The Bureau of Prisons and a U.S. Penitentiary at Lewisburg union representative remain at odds over the agency's management amid the coronavirus pandemic.
BOP spokesman Sue Allison disputes Local 148 president Andy Kline remarks regarding the agency's "lack of guidance" regarding quarantine of staff following the disclosure Saturday that Bucknell University is providing housing to prison employees returning from working in New York City and Ohio prisons where coronavirus has infected many staff and inmates.
Not so, said Allison, referring to information posted on the agency's intranet site.
"We will make sure that the information is shared with the Lewisburg staff if they haven't yet seen it posted," she said.
Kline stood firm on his position about the lack of a quarantine policy and said the information offered on the BOP website was not easily accessed and, with many officers having limited access and time to go online, it was not particularly helpful. Currently, returning staff are not being advised to self-quarantine but report back to work.
Instead, he said, the employees are accepting the university's offer to house them for 14 days since many were exposed to ill inmates.
Staff members that returned from Elkton, Ohio, were supervising inmates at a hospital who died while they were on the shift and four nurses they worked with have since tested positive for COVID-19, Kline said.
"The officers were exposed to numerous (COVID-19) positive inmates, some that died and some that never spiked a temperature above 98 degrees," he said.
Allison also disputes Kline's assertion that the prison is short-staffed since its mission was changed from a maximum to a medium-security facility in March 2019.
"Currently, USP Lewisburg has an authorized staffing compliment of 504 full-time employees," she said. "This compares to an average authorized staffing compliment of 278 full-time employees for similarly situated medium-security facilities in that region.

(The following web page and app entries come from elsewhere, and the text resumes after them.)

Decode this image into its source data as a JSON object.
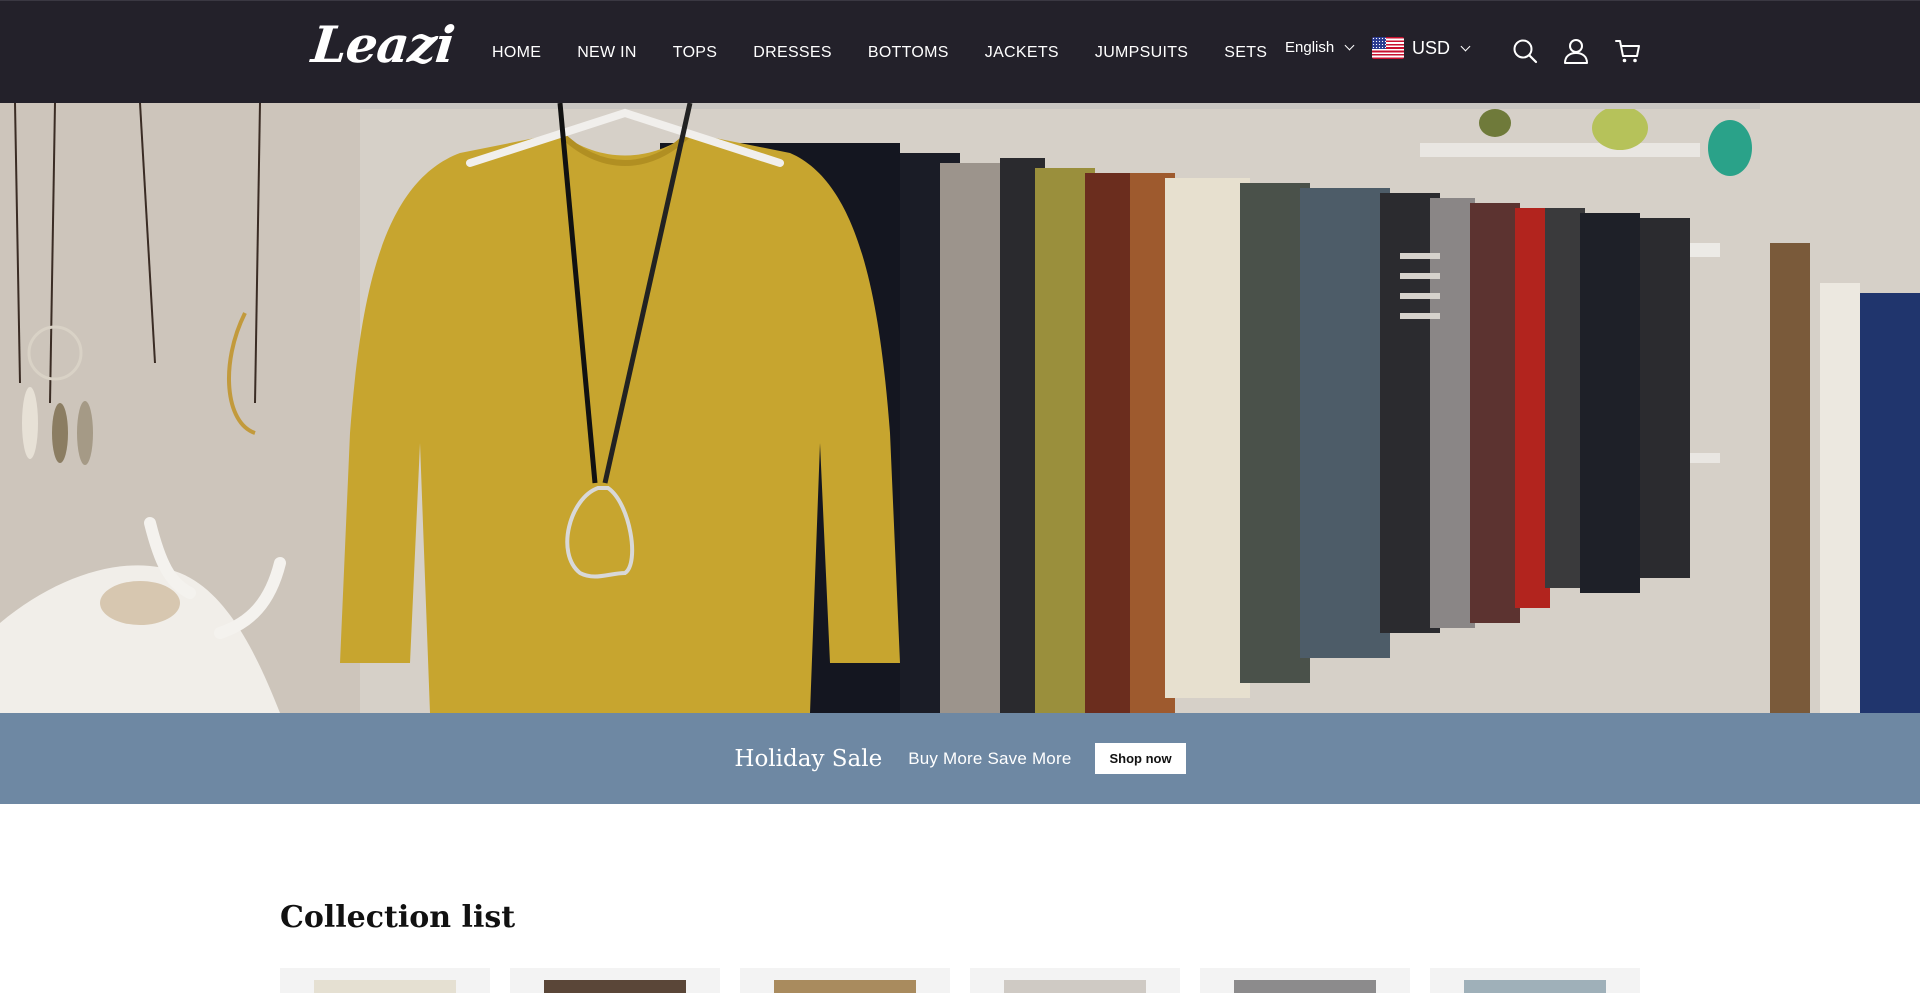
{
  "header": {
    "logo": "Leazi",
    "nav": [
      "HOME",
      "NEW IN",
      "TOPS",
      "DRESSES",
      "BOTTOMS",
      "JACKETS",
      "JUMPSUITS",
      "SETS"
    ],
    "language": "English",
    "currency": "USD",
    "icons": [
      "search-icon",
      "account-icon",
      "cart-icon"
    ]
  },
  "promo": {
    "title": "Holiday Sale",
    "subtitle": "Buy More Save More",
    "button": "Shop now",
    "background": "#6e88a3"
  },
  "collection": {
    "title": "Collection list"
  },
  "colors": {
    "header_bg": "#23212a",
    "accent": "#6e88a3"
  }
}
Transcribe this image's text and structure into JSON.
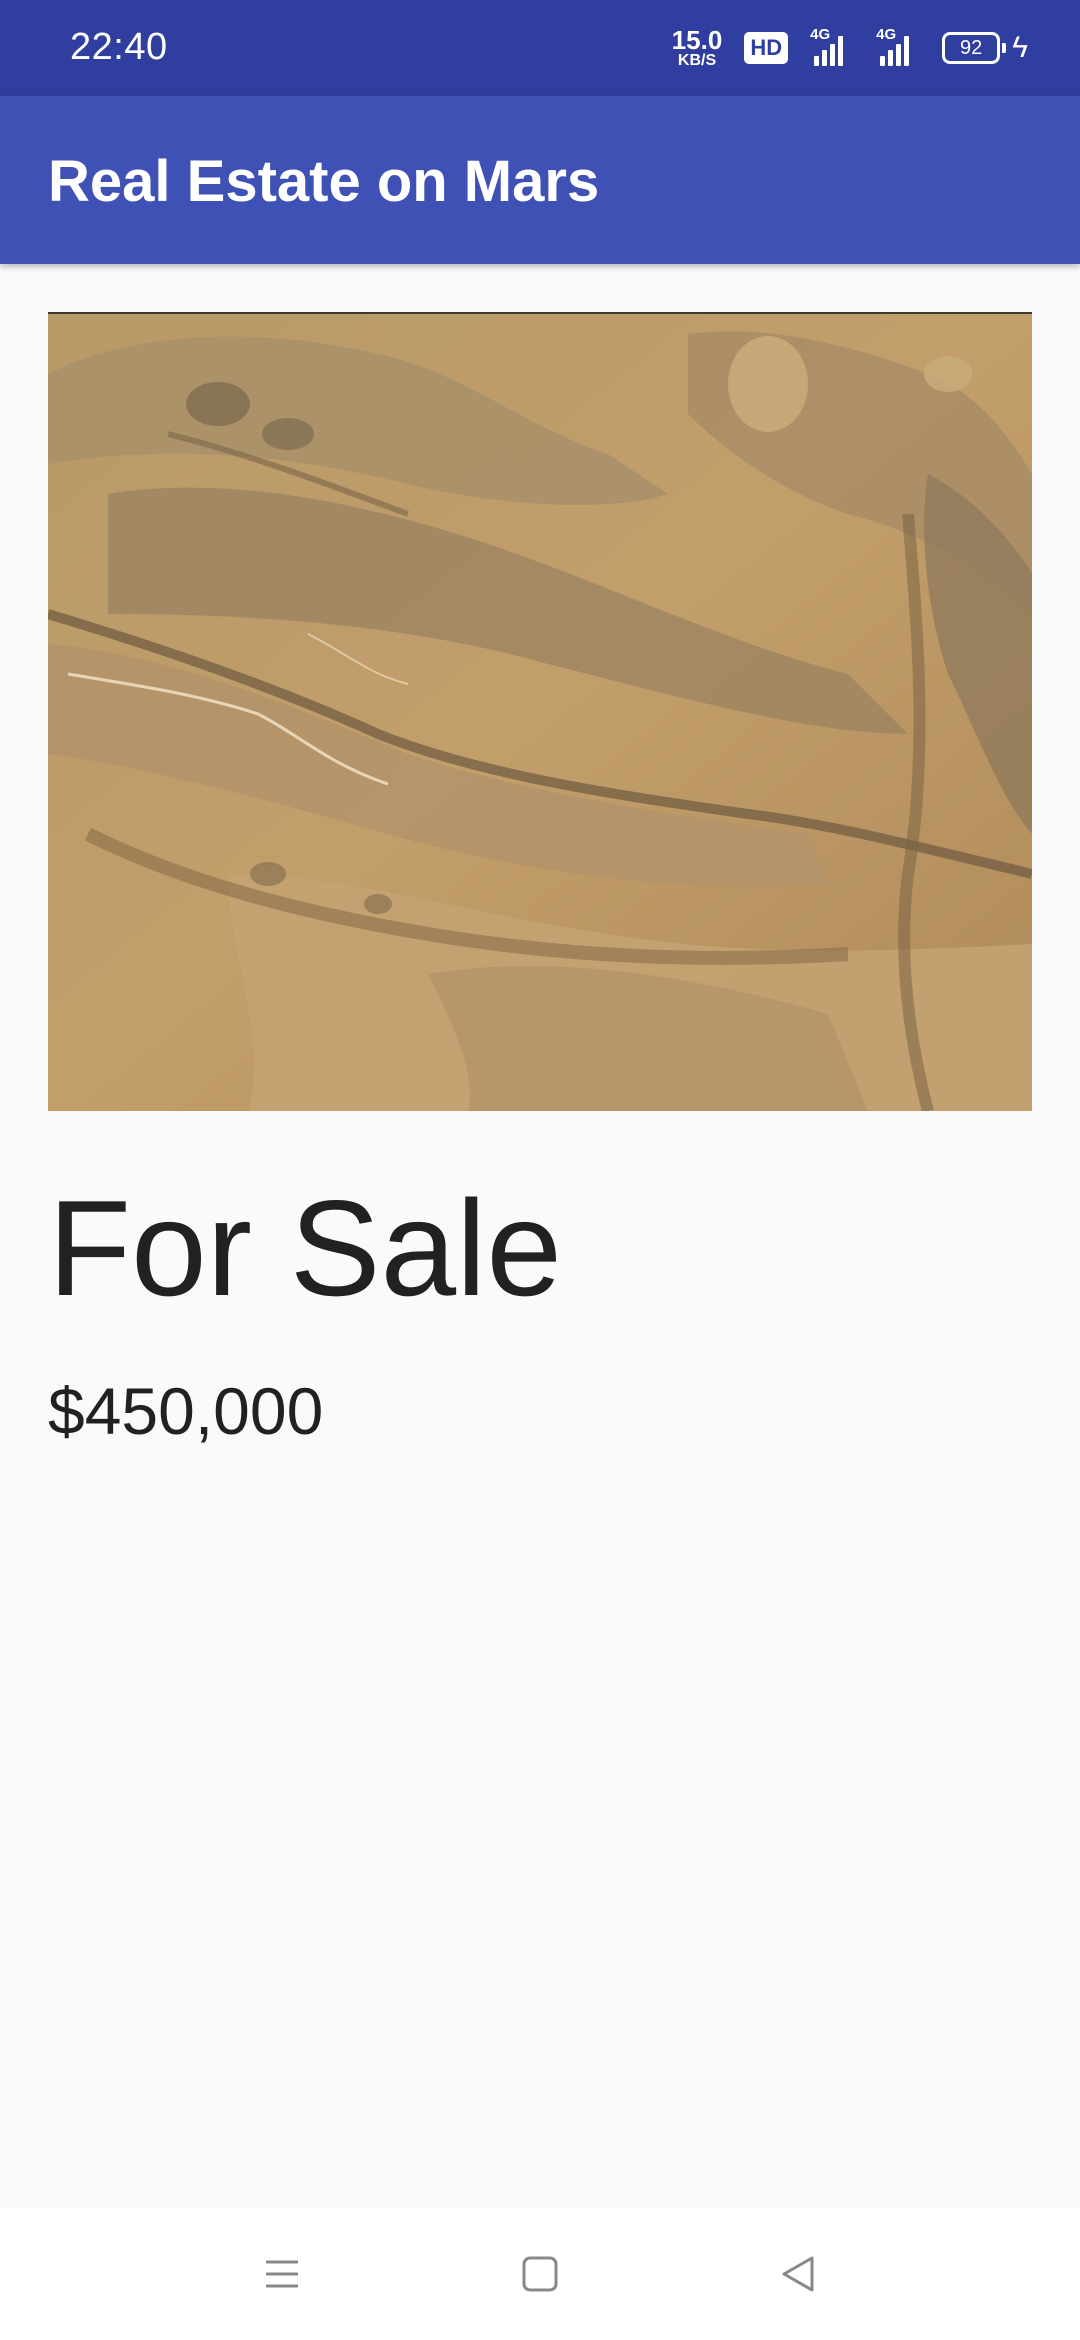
{
  "status": {
    "time": "22:40",
    "net_speed": "15.0",
    "net_unit": "KB/S",
    "hd": "HD",
    "signal1": "4G",
    "signal2": "4G",
    "battery": "92"
  },
  "app_bar": {
    "title": "Real Estate on Mars"
  },
  "listing": {
    "image_alt": "Mars surface photo",
    "type": "For Sale",
    "price": "$450,000"
  },
  "nav": {
    "menu_icon": "menu-icon",
    "home_icon": "home-icon",
    "back_icon": "back-icon"
  },
  "colors": {
    "status_bar": "#303f9f",
    "app_bar": "#3f51b5",
    "background": "#fafafa"
  }
}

As such, the agency is currently evaluating (USP Lewisburg) staffing complement to ensure it is commensurate with (the) mission change."
While the prison is allotted 504 full-time positions, Kline said, only 415 are filled, and with 20 staff still working in other federal prisons hampered by COVID-19, and other employees on leave for medical or other reasons, that leaves a current working staff of 372.
"Local 148 has never asked for one staff member - ever - above what we are allotted," he said. And now, with nearly 1,000 more inmates at the facility, it is operating at a 75-percent staffing level."